__Assignment__:
The lines wanted are those in the data below that include "title".

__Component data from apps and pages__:
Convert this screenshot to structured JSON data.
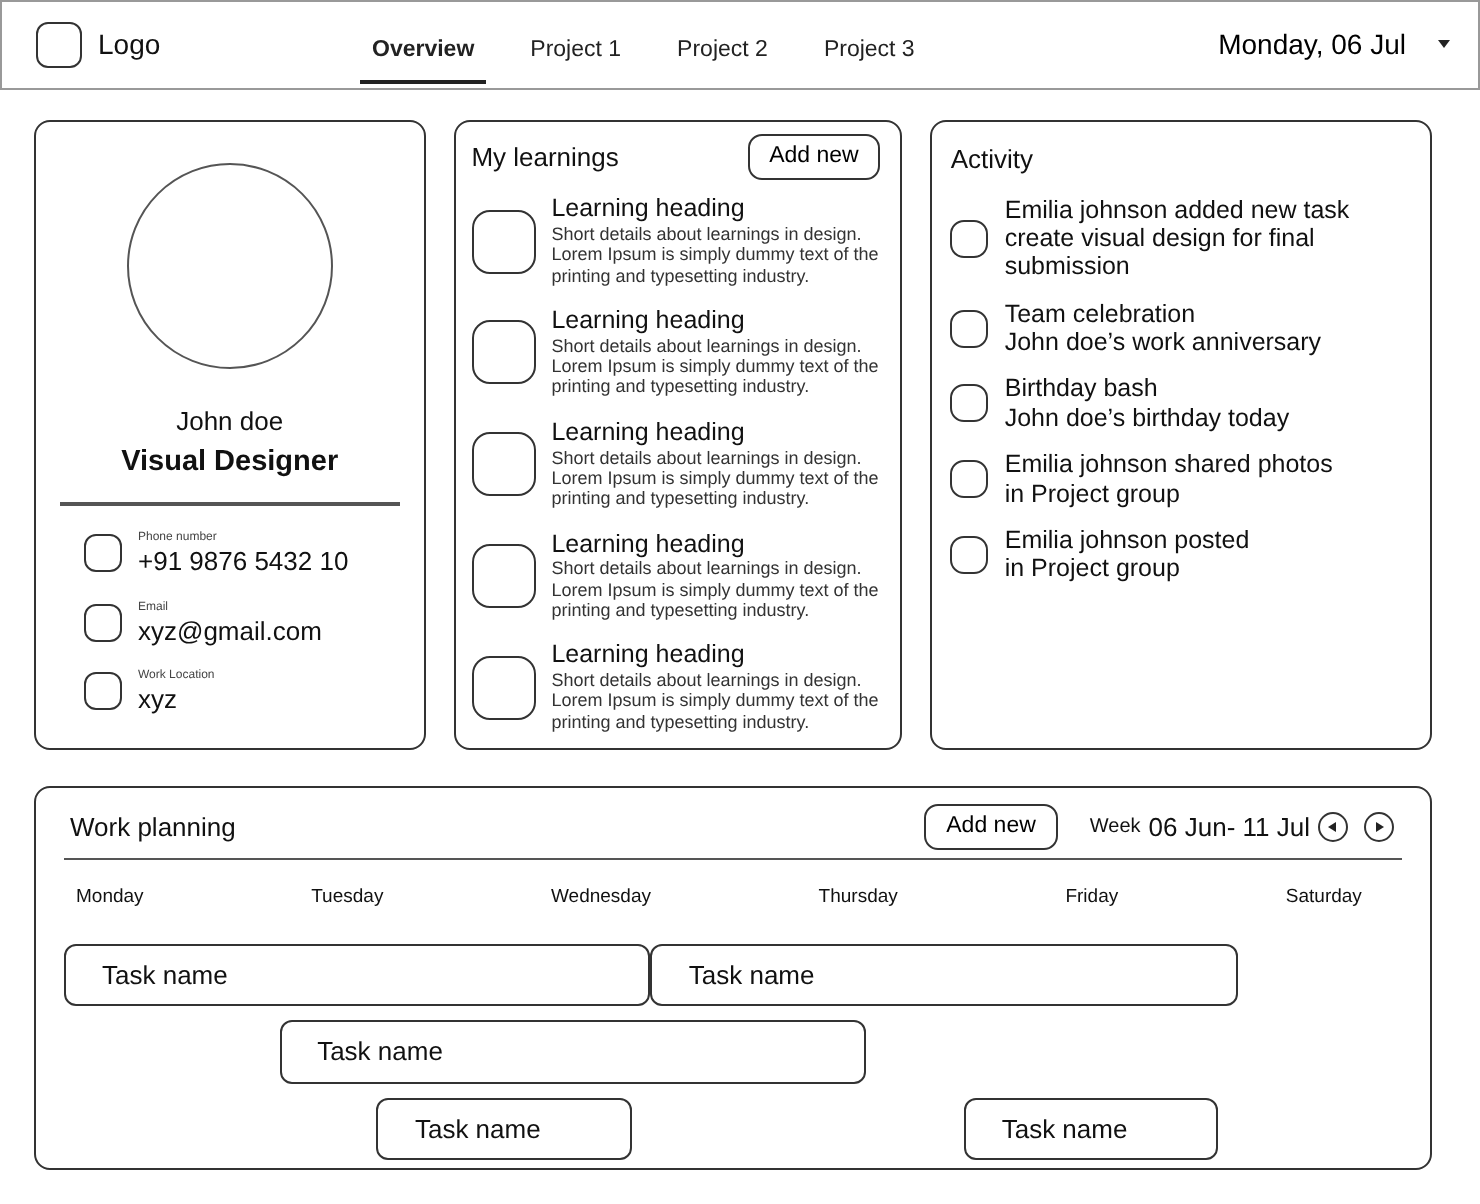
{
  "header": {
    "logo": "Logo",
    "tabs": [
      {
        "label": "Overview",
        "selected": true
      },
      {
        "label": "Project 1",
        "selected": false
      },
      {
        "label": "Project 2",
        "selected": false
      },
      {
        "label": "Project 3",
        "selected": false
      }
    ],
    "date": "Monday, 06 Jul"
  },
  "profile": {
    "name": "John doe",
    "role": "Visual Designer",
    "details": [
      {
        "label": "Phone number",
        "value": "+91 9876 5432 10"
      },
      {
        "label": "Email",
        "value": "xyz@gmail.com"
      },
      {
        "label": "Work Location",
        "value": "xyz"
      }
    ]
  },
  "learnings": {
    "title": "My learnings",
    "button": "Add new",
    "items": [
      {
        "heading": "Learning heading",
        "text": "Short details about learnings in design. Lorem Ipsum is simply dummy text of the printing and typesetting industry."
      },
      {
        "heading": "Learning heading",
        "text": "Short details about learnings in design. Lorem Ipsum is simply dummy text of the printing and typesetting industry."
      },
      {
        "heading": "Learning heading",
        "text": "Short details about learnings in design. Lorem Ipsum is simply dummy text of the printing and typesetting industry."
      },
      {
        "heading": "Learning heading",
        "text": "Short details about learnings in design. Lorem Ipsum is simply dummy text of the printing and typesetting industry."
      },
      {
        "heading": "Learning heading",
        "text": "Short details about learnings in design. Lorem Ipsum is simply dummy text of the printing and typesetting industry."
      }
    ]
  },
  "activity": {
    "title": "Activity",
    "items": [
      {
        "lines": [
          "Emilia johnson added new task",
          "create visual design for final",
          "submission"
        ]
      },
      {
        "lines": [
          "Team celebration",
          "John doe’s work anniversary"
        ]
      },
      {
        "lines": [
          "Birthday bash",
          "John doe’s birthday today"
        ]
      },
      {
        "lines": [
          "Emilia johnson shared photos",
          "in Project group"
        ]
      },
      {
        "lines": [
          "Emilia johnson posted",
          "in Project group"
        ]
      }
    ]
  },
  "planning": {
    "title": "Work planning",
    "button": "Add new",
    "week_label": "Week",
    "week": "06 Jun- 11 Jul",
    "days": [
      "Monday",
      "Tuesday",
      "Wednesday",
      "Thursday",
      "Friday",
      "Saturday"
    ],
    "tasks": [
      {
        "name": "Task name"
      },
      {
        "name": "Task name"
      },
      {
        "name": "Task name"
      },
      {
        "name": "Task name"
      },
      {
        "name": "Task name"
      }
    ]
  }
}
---
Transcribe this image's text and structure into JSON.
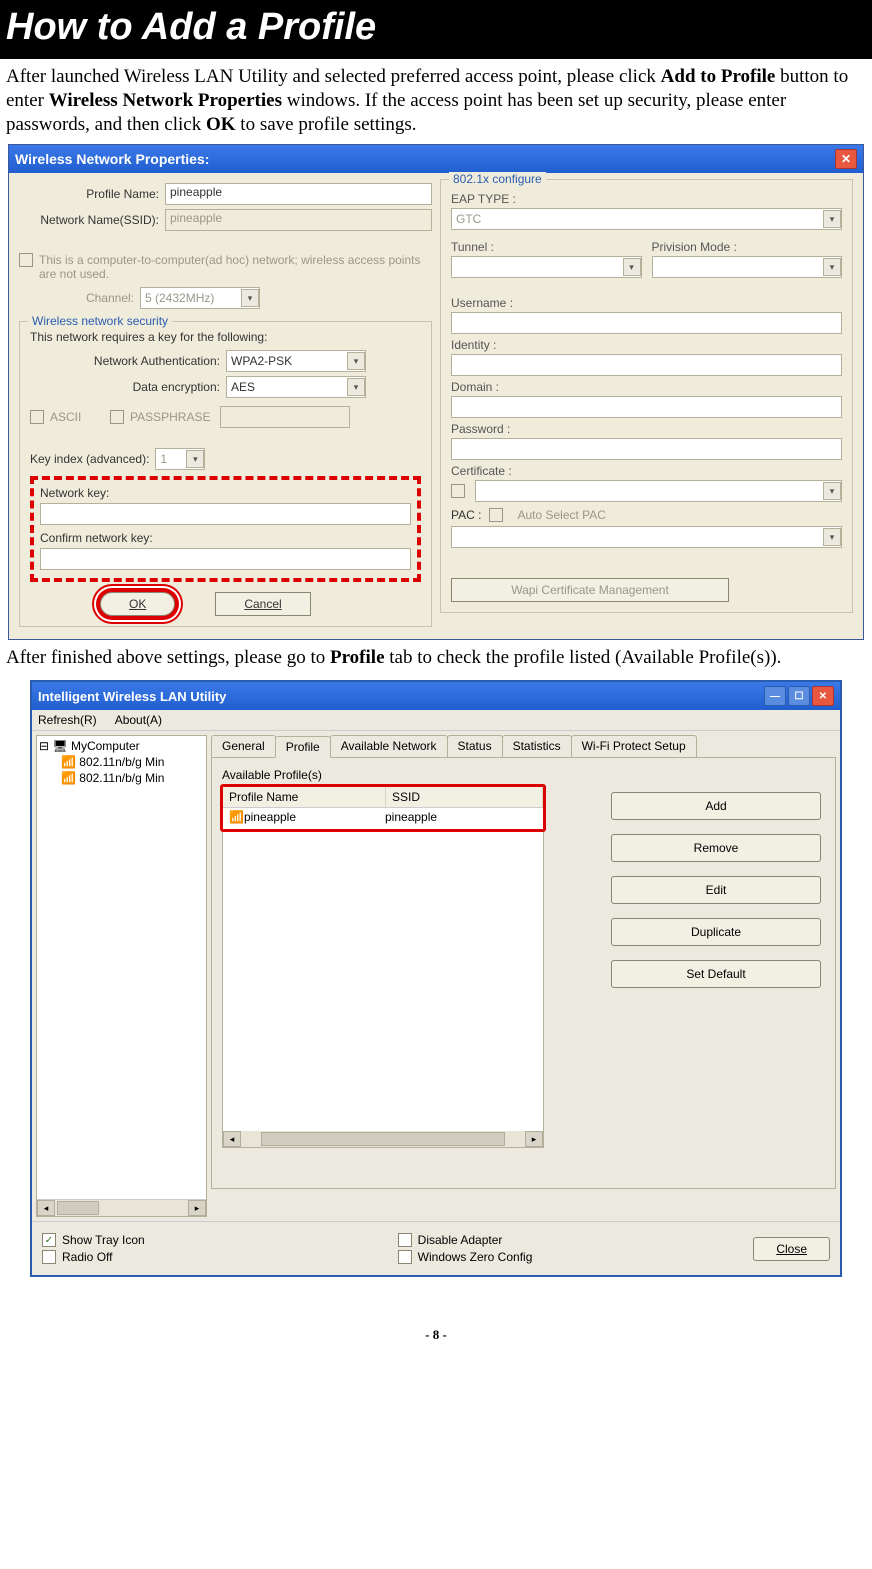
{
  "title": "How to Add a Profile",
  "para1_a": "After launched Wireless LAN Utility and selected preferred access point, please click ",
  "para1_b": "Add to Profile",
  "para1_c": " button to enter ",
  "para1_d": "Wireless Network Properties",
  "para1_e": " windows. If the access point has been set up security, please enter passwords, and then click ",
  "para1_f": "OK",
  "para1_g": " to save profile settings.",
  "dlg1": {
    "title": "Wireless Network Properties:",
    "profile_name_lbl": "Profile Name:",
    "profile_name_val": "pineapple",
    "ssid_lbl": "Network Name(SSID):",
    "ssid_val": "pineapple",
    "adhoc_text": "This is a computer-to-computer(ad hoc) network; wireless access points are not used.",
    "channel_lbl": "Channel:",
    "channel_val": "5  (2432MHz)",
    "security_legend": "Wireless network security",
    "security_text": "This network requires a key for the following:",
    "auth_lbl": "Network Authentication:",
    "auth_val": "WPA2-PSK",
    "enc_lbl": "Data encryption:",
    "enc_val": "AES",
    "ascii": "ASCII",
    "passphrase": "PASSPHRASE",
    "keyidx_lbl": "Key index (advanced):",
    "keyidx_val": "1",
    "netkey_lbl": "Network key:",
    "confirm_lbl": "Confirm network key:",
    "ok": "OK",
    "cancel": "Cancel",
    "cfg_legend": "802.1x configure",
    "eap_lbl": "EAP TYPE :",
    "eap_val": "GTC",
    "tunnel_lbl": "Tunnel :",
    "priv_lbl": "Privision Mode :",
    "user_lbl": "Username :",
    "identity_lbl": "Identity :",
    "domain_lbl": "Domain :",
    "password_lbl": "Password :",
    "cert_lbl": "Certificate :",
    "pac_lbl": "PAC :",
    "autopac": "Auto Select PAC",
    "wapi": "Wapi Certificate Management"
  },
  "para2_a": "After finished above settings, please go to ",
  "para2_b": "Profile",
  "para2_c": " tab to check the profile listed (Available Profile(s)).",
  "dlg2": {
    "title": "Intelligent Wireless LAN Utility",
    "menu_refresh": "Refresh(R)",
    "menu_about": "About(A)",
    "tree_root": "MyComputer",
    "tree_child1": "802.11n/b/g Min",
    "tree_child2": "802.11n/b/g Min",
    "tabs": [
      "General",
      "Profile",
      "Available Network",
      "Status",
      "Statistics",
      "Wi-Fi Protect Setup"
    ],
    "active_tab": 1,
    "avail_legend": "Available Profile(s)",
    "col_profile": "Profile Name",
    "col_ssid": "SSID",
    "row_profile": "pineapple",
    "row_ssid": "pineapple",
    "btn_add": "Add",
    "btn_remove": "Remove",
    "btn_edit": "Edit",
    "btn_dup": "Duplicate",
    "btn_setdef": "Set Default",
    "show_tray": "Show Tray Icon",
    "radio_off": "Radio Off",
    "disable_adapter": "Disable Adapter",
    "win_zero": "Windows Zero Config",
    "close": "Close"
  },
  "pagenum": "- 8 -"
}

__Problem solution__:
    "title": "My learnings",
    "title": "Activity",
    "title": "Work planning",
  "title": "How to Add a Profile",
    "title": "Wireless Network Properties:",
    "title": "Intelligent Wireless LAN Utility",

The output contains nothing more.